Count all lines holding "TDEE" in the data below and say the number, nothing more.

********************

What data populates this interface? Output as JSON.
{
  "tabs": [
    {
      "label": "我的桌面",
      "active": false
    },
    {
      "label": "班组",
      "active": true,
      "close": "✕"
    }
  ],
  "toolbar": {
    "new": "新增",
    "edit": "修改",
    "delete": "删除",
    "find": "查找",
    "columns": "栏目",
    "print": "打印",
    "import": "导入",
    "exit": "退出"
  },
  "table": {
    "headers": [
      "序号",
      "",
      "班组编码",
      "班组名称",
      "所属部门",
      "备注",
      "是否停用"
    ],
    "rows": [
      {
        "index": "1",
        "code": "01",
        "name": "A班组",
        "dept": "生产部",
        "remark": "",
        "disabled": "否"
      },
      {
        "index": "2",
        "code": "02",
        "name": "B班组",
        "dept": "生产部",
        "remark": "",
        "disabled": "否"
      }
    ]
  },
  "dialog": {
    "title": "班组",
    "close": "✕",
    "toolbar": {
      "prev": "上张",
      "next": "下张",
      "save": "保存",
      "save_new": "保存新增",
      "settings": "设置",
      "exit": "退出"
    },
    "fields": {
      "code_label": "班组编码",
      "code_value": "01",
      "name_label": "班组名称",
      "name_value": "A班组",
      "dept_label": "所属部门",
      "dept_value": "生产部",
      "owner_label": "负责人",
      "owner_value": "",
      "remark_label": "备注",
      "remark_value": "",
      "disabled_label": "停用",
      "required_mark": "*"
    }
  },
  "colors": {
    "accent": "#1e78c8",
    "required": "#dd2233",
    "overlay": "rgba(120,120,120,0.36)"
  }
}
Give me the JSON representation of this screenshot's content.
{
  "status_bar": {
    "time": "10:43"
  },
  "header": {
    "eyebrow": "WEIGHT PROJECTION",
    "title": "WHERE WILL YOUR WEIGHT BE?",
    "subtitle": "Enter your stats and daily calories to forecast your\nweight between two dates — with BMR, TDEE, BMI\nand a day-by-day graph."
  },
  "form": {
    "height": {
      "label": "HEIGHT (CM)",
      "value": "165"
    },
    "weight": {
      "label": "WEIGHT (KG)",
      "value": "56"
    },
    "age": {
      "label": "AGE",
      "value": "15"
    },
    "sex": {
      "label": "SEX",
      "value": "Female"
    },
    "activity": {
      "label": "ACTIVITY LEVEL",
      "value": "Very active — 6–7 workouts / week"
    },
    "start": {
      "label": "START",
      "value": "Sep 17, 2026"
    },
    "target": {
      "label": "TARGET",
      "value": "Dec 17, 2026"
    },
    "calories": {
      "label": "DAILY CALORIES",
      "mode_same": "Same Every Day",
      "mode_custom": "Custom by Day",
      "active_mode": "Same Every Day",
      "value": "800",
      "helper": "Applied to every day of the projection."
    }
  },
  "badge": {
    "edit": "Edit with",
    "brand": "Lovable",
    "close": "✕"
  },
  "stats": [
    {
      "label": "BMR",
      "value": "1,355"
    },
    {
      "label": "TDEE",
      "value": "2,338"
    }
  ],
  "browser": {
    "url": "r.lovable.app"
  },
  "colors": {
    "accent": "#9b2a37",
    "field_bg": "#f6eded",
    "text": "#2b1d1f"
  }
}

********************

● Written reply:
2